**Requirement:** Give the records again exactly as written. Leave out the pictures.

START Data for review

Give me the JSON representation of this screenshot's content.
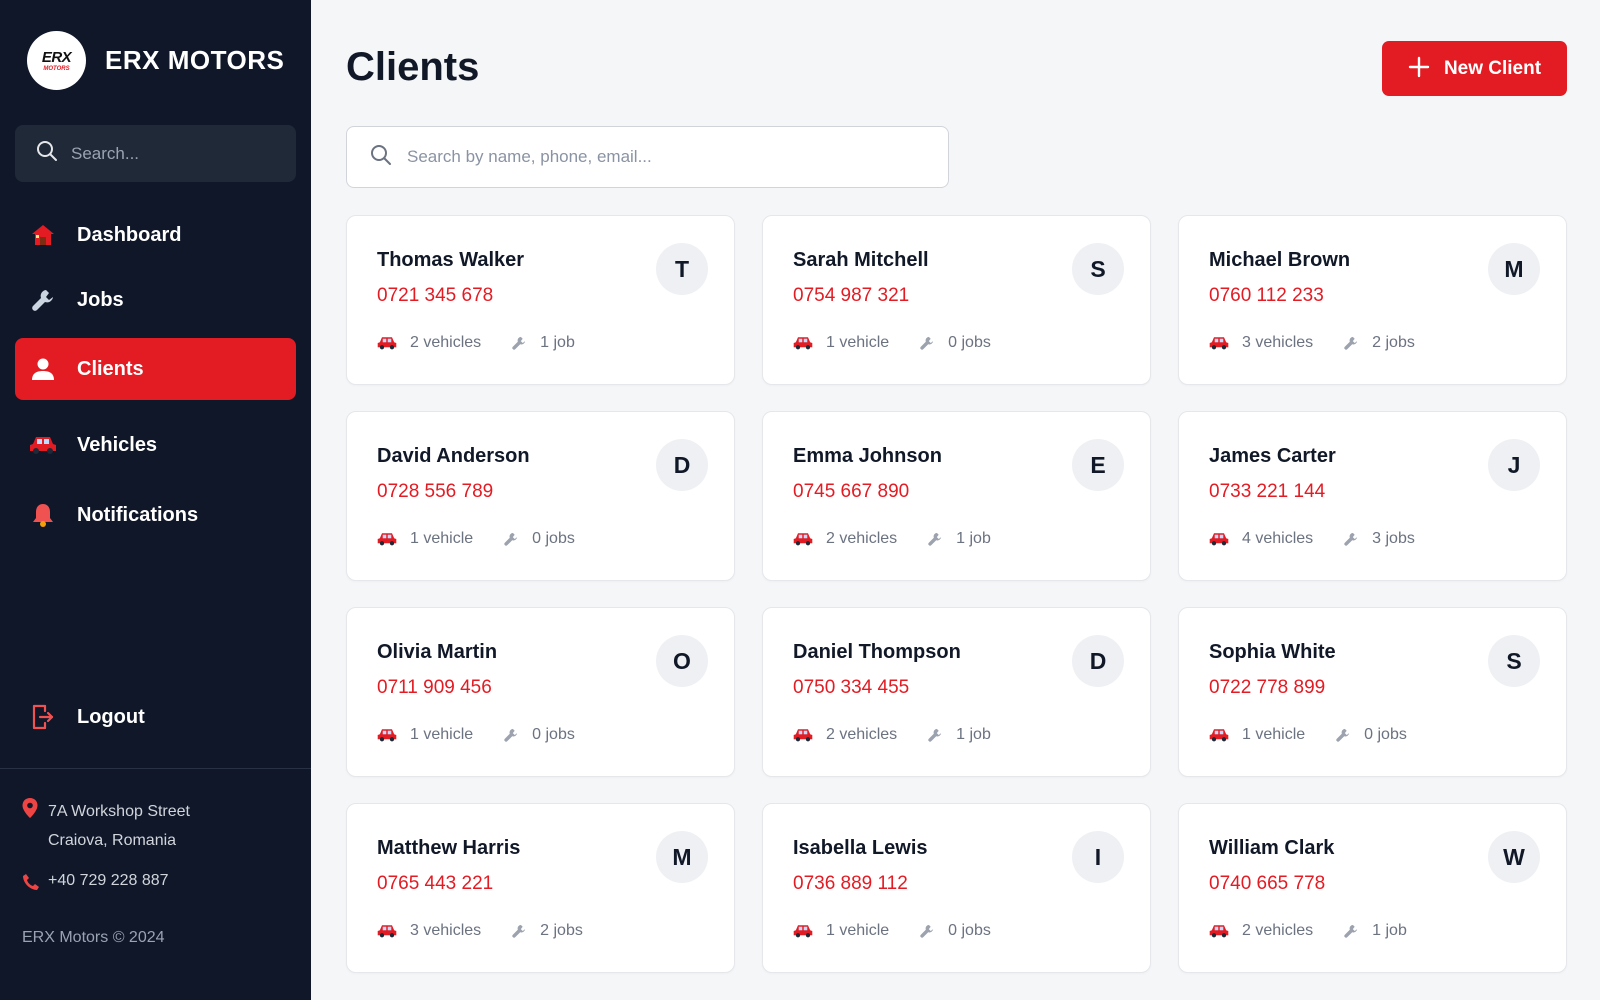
{
  "brand": {
    "logo_main": "ERX",
    "logo_sub": "MOTORS",
    "name_part1": "ERX",
    "name_part2": "MOTORS"
  },
  "sidebar": {
    "search_placeholder": "Search...",
    "items": [
      {
        "label": "Dashboard",
        "icon": "house-icon",
        "active": false
      },
      {
        "label": "Jobs",
        "icon": "wrench-icon",
        "active": false
      },
      {
        "label": "Clients",
        "icon": "user-icon",
        "active": true
      },
      {
        "label": "Vehicles",
        "icon": "car-icon",
        "active": false
      },
      {
        "label": "Notifications",
        "icon": "bell-icon",
        "active": false
      }
    ],
    "logout_label": "Logout",
    "address_line1": "7A Workshop Street",
    "address_line2": "Craiova, Romania",
    "phone": "+40 729 228 887",
    "copyright": "ERX Motors © 2024"
  },
  "main": {
    "title": "Clients",
    "new_client_label": "New Client",
    "search_placeholder": "Search by name, phone, email..."
  },
  "clients": [
    {
      "name": "Thomas Walker",
      "phone": "0721 345 678",
      "initial": "T",
      "vehicles": "2 vehicles",
      "jobs": "1 job"
    },
    {
      "name": "Sarah Mitchell",
      "phone": "0754 987 321",
      "initial": "S",
      "vehicles": "1 vehicle",
      "jobs": "0 jobs"
    },
    {
      "name": "Michael Brown",
      "phone": "0760 112 233",
      "initial": "M",
      "vehicles": "3 vehicles",
      "jobs": "2 jobs"
    },
    {
      "name": "David Anderson",
      "phone": "0728 556 789",
      "initial": "D",
      "vehicles": "1 vehicle",
      "jobs": "0 jobs"
    },
    {
      "name": "Emma Johnson",
      "phone": "0745 667 890",
      "initial": "E",
      "vehicles": "2 vehicles",
      "jobs": "1 job"
    },
    {
      "name": "James Carter",
      "phone": "0733 221 144",
      "initial": "J",
      "vehicles": "4 vehicles",
      "jobs": "3 jobs"
    },
    {
      "name": "Olivia Martin",
      "phone": "0711 909 456",
      "initial": "O",
      "vehicles": "1 vehicle",
      "jobs": "0 jobs"
    },
    {
      "name": "Daniel Thompson",
      "phone": "0750 334 455",
      "initial": "D",
      "vehicles": "2 vehicles",
      "jobs": "1 job"
    },
    {
      "name": "Sophia White",
      "phone": "0722 778 899",
      "initial": "S",
      "vehicles": "1 vehicle",
      "jobs": "0 jobs"
    },
    {
      "name": "Matthew Harris",
      "phone": "0765 443 221",
      "initial": "M",
      "vehicles": "3 vehicles",
      "jobs": "2 jobs"
    },
    {
      "name": "Isabella Lewis",
      "phone": "0736 889 112",
      "initial": "I",
      "vehicles": "1 vehicle",
      "jobs": "0 jobs"
    },
    {
      "name": "William Clark",
      "phone": "0740 665 778",
      "initial": "W",
      "vehicles": "2 vehicles",
      "jobs": "1 job"
    }
  ],
  "colors": {
    "sidebar_bg": "#0f1729",
    "accent_red": "#e31b23",
    "page_bg": "#f5f6f8"
  }
}
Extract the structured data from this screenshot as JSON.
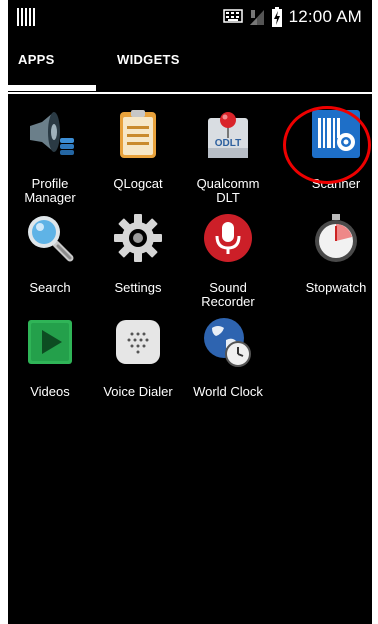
{
  "status_bar": {
    "time": "12:00 AM"
  },
  "tabs": [
    {
      "label": "APPS"
    },
    {
      "label": "WIDGETS"
    }
  ],
  "apps": [
    {
      "label": "Profile Manager",
      "icon": "profile-manager-icon"
    },
    {
      "label": "QLogcat",
      "icon": "qlogcat-icon"
    },
    {
      "label": "Qualcomm DLT",
      "icon": "qualcomm-dlt-icon"
    },
    {
      "label": "Scanner",
      "icon": "scanner-icon"
    },
    {
      "label": "Search",
      "icon": "search-icon"
    },
    {
      "label": "Settings",
      "icon": "settings-gear-icon"
    },
    {
      "label": "Sound Recorder",
      "icon": "microphone-icon"
    },
    {
      "label": "Stopwatch",
      "icon": "stopwatch-icon"
    },
    {
      "label": "Videos",
      "icon": "play-icon"
    },
    {
      "label": "Voice Dialer",
      "icon": "voice-dialer-icon"
    },
    {
      "label": "World Clock",
      "icon": "globe-clock-icon"
    }
  ],
  "icon_text": {
    "dlt_logo": "ODLT"
  },
  "colors": {
    "highlight": "#e00000",
    "background": "#000000"
  }
}
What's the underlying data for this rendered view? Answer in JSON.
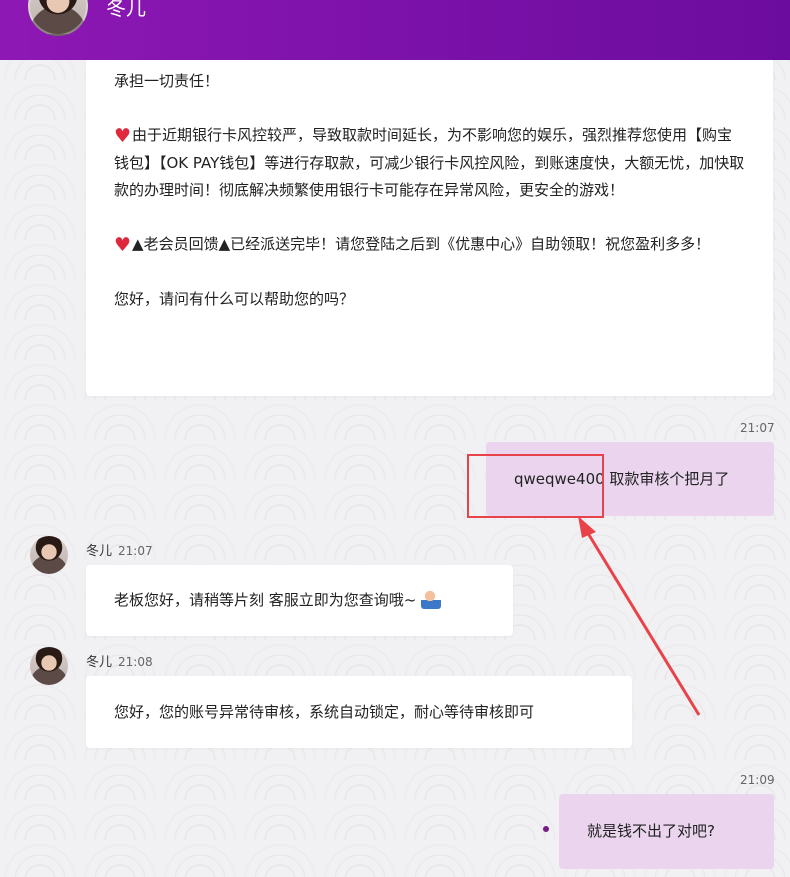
{
  "header": {
    "agent_name": "冬儿"
  },
  "messages": {
    "first": {
      "line_partial": "承担一切责任！",
      "para1": "由于近期银行卡风控较严，导致取款时间延长，为不影响您的娱乐，强烈推荐您使用【购宝钱包】【OK PAY钱包】等进行存取款，可减少银行卡风控风险，到账速度快，大额无忧，加快取款的办理时间！彻底解决频繁使用银行卡可能存在异常风险，更安全的游戏！",
      "para2": "▲老会员回馈▲已经派送完毕！请您登陆之后到《优惠中心》自助领取！祝您盈利多多！",
      "para3": "您好，请问有什么可以帮助您的吗？"
    },
    "user1": {
      "time": "21:07",
      "text": "qweqwe400 取款审核个把月了"
    },
    "agent1": {
      "name": "冬儿",
      "time": "21:07",
      "text": "老板您好，请稍等片刻 客服立即为您查询哦~"
    },
    "agent2": {
      "name": "冬儿",
      "time": "21:08",
      "text": "您好，您的账号异常待审核，系统自动锁定，耐心等待审核即可"
    },
    "user2": {
      "time": "21:09",
      "text": "就是钱不出了对吧?"
    }
  },
  "icons": {
    "heart": "heart-icon",
    "emoji": "customer-service-emoji-icon",
    "avatar": "agent-avatar"
  },
  "colors": {
    "header": "#8e18b4",
    "user_bubble": "#ead4ee",
    "annotation": "#e8434a",
    "heart": "#e0283d"
  }
}
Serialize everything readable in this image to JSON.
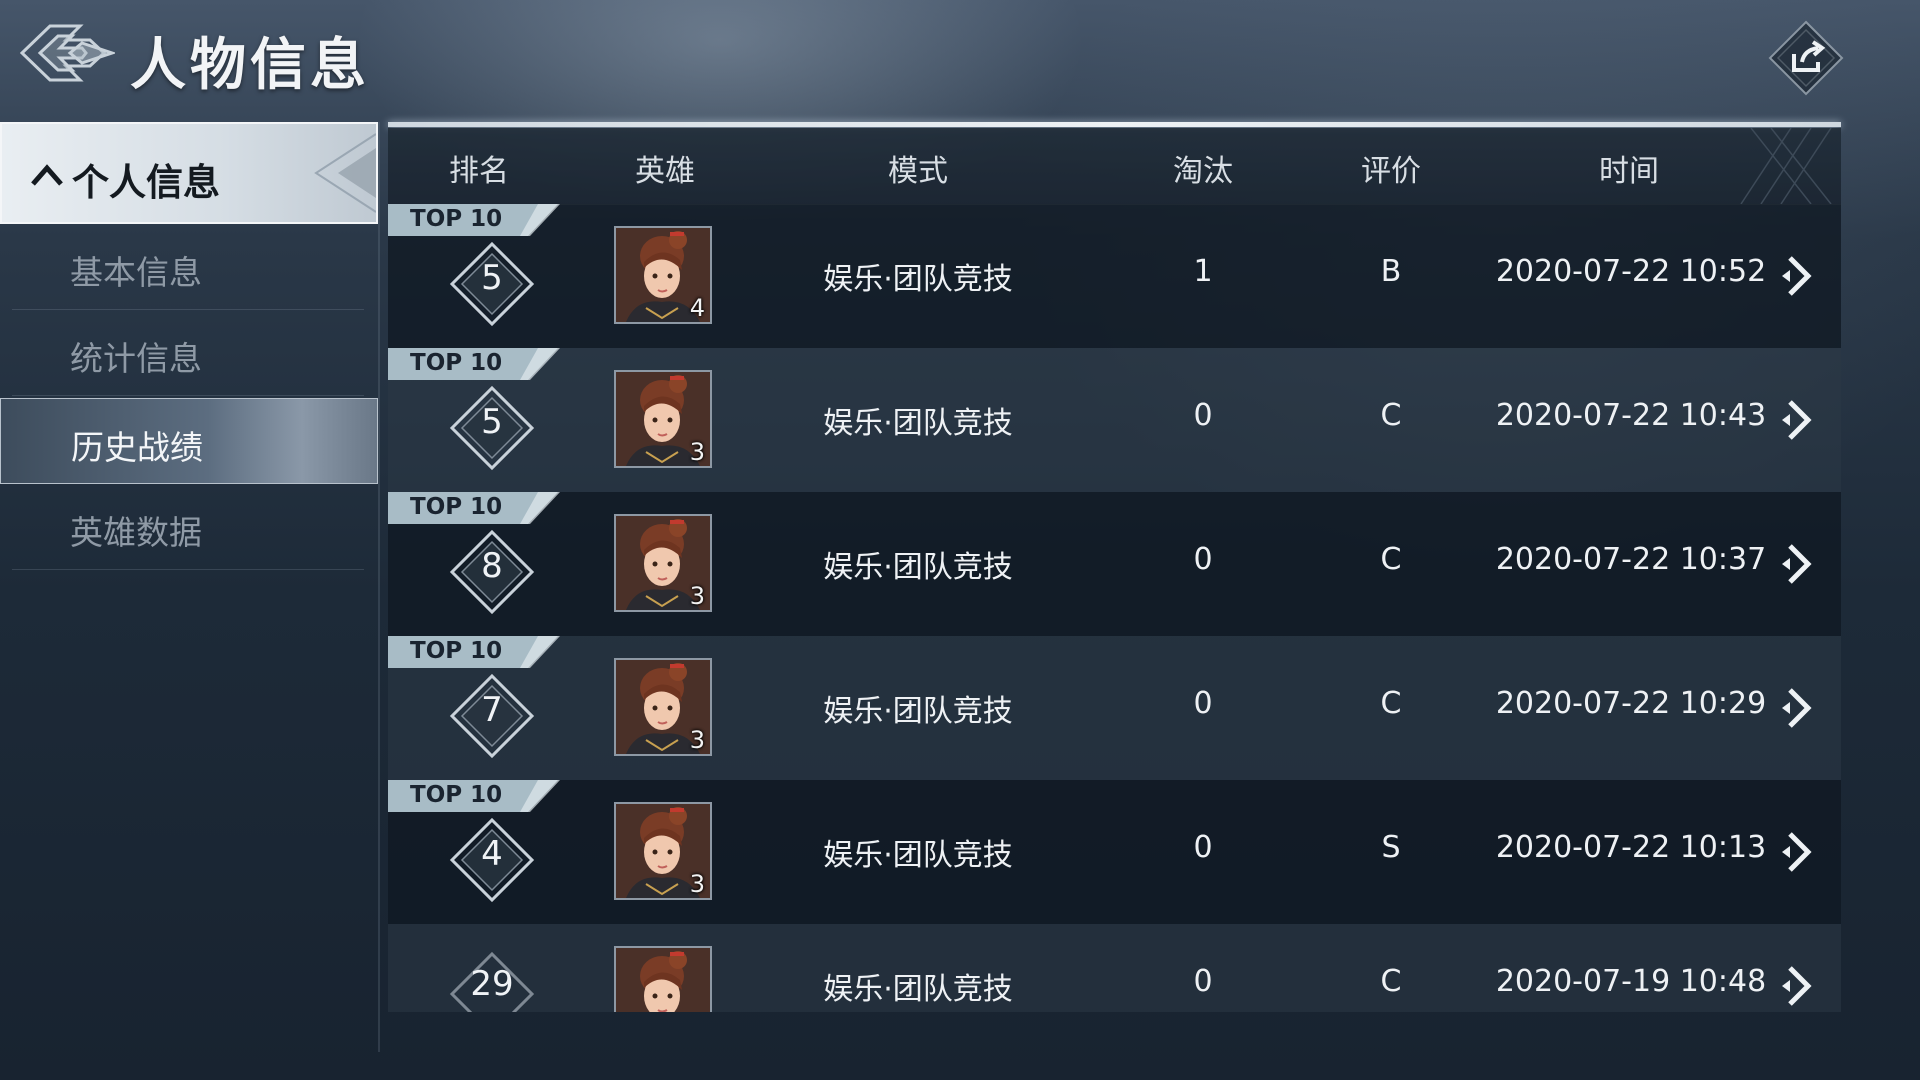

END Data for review

**Solution to this exercise:**
Give me the JSON representation of this screenshot's content.
{
  "brand": {
    "logo_main": "ERX",
    "logo_sub": "MOTORS",
    "name_part1": "ERX",
    "name_part2": "MOTORS"
  },
  "sidebar": {
    "search_placeholder": "Search...",
    "items": [
      {
        "label": "Dashboard",
        "icon": "house-icon",
        "active": false
      },
      {
        "label": "Jobs",
        "icon": "wrench-icon",
        "active": false
      },
      {
        "label": "Clients",
        "icon": "user-icon",
        "active": true
      },
      {
        "label": "Vehicles",
        "icon": "car-icon",
        "active": false
      },
      {
        "label": "Notifications",
        "icon": "bell-icon",
        "active": false
      }
    ],
    "logout_label": "Logout",
    "address_line1": "7A Workshop Street",
    "address_line2": "Craiova, Romania",
    "phone": "+40 729 228 887",
    "copyright": "ERX Motors © 2024"
  },
  "main": {
    "title": "Clients",
    "new_client_label": "New Client",
    "search_placeholder": "Search by name, phone, email..."
  },
  "clients": [
    {
      "name": "Thomas Walker",
      "phone": "0721 345 678",
      "initial": "T",
      "vehicles": "2 vehicles",
      "jobs": "1 job"
    },
    {
      "name": "Sarah Mitchell",
      "phone": "0754 987 321",
      "initial": "S",
      "vehicles": "1 vehicle",
      "jobs": "0 jobs"
    },
    {
      "name": "Michael Brown",
      "phone": "0760 112 233",
      "initial": "M",
      "vehicles": "3 vehicles",
      "jobs": "2 jobs"
    },
    {
      "name": "David Anderson",
      "phone": "0728 556 789",
      "initial": "D",
      "vehicles": "1 vehicle",
      "jobs": "0 jobs"
    },
    {
      "name": "Emma Johnson",
      "phone": "0745 667 890",
      "initial": "E",
      "vehicles": "2 vehicles",
      "jobs": "1 job"
    },
    {
      "name": "James Carter",
      "phone": "0733 221 144",
      "initial": "J",
      "vehicles": "4 vehicles",
      "jobs": "3 jobs"
    },
    {
      "name": "Olivia Martin",
      "phone": "0711 909 456",
      "initial": "O",
      "vehicles": "1 vehicle",
      "jobs": "0 jobs"
    },
    {
      "name": "Daniel Thompson",
      "phone": "0750 334 455",
      "initial": "D",
      "vehicles": "2 vehicles",
      "jobs": "1 job"
    },
    {
      "name": "Sophia White",
      "phone": "0722 778 899",
      "initial": "S",
      "vehicles": "1 vehicle",
      "jobs": "0 jobs"
    },
    {
      "name": "Matthew Harris",
      "phone": "0765 443 221",
      "initial": "M",
      "vehicles": "3 vehicles",
      "jobs": "2 jobs"
    },
    {
      "name": "Isabella Lewis",
      "phone": "0736 889 112",
      "initial": "I",
      "vehicles": "1 vehicle",
      "jobs": "0 jobs"
    },
    {
      "name": "William Clark",
      "phone": "0740 665 778",
      "initial": "W",
      "vehicles": "2 vehicles",
      "jobs": "1 job"
    }
  ],
  "colors": {
    "sidebar_bg": "#0f1729",
    "accent_red": "#e31b23",
    "page_bg": "#f5f6f8"
  }
}
Extract the structured data from this screenshot as JSON.
{
  "status_bar": {
    "time": "12:00 AM"
  },
  "tabs": [
    {
      "label": "APPS"
    },
    {
      "label": "WIDGETS"
    }
  ],
  "apps": [
    {
      "label": "Profile Manager",
      "icon": "profile-manager-icon"
    },
    {
      "label": "QLogcat",
      "icon": "qlogcat-icon"
    },
    {
      "label": "Qualcomm DLT",
      "icon": "qualcomm-dlt-icon"
    },
    {
      "label": "Scanner",
      "icon": "scanner-icon"
    },
    {
      "label": "Search",
      "icon": "search-icon"
    },
    {
      "label": "Settings",
      "icon": "settings-gear-icon"
    },
    {
      "label": "Sound Recorder",
      "icon": "microphone-icon"
    },
    {
      "label": "Stopwatch",
      "icon": "stopwatch-icon"
    },
    {
      "label": "Videos",
      "icon": "play-icon"
    },
    {
      "label": "Voice Dialer",
      "icon": "voice-dialer-icon"
    },
    {
      "label": "World Clock",
      "icon": "globe-clock-icon"
    }
  ],
  "icon_text": {
    "dlt_logo": "ODLT"
  },
  "colors": {
    "highlight": "#e00000",
    "background": "#000000"
  }
}
What's the underlying data for this rendered view? Answer in JSON.
{
  "header": {
    "agent_name": "冬儿"
  },
  "messages": {
    "first": {
      "line_partial": "承担一切责任！",
      "para1": "由于近期银行卡风控较严，导致取款时间延长，为不影响您的娱乐，强烈推荐您使用【购宝钱包】【OK PAY钱包】等进行存取款，可减少银行卡风控风险，到账速度快，大额无忧，加快取款的办理时间！彻底解决频繁使用银行卡可能存在异常风险，更安全的游戏！",
      "para2": "▲老会员回馈▲已经派送完毕！请您登陆之后到《优惠中心》自助领取！祝您盈利多多！",
      "para3": "您好，请问有什么可以帮助您的吗？"
    },
    "user1": {
      "time": "21:07",
      "text": "qweqwe400 取款审核个把月了"
    },
    "agent1": {
      "name": "冬儿",
      "time": "21:07",
      "text": "老板您好，请稍等片刻 客服立即为您查询哦~"
    },
    "agent2": {
      "name": "冬儿",
      "time": "21:08",
      "text": "您好，您的账号异常待审核，系统自动锁定，耐心等待审核即可"
    },
    "user2": {
      "time": "21:09",
      "text": "就是钱不出了对吧?"
    }
  },
  "icons": {
    "heart": "heart-icon",
    "emoji": "customer-service-emoji-icon",
    "avatar": "agent-avatar"
  },
  "colors": {
    "header": "#8e18b4",
    "user_bubble": "#ead4ee",
    "annotation": "#e8434a",
    "heart": "#e0283d"
  }
}
Serialize everything readable in this image to JSON.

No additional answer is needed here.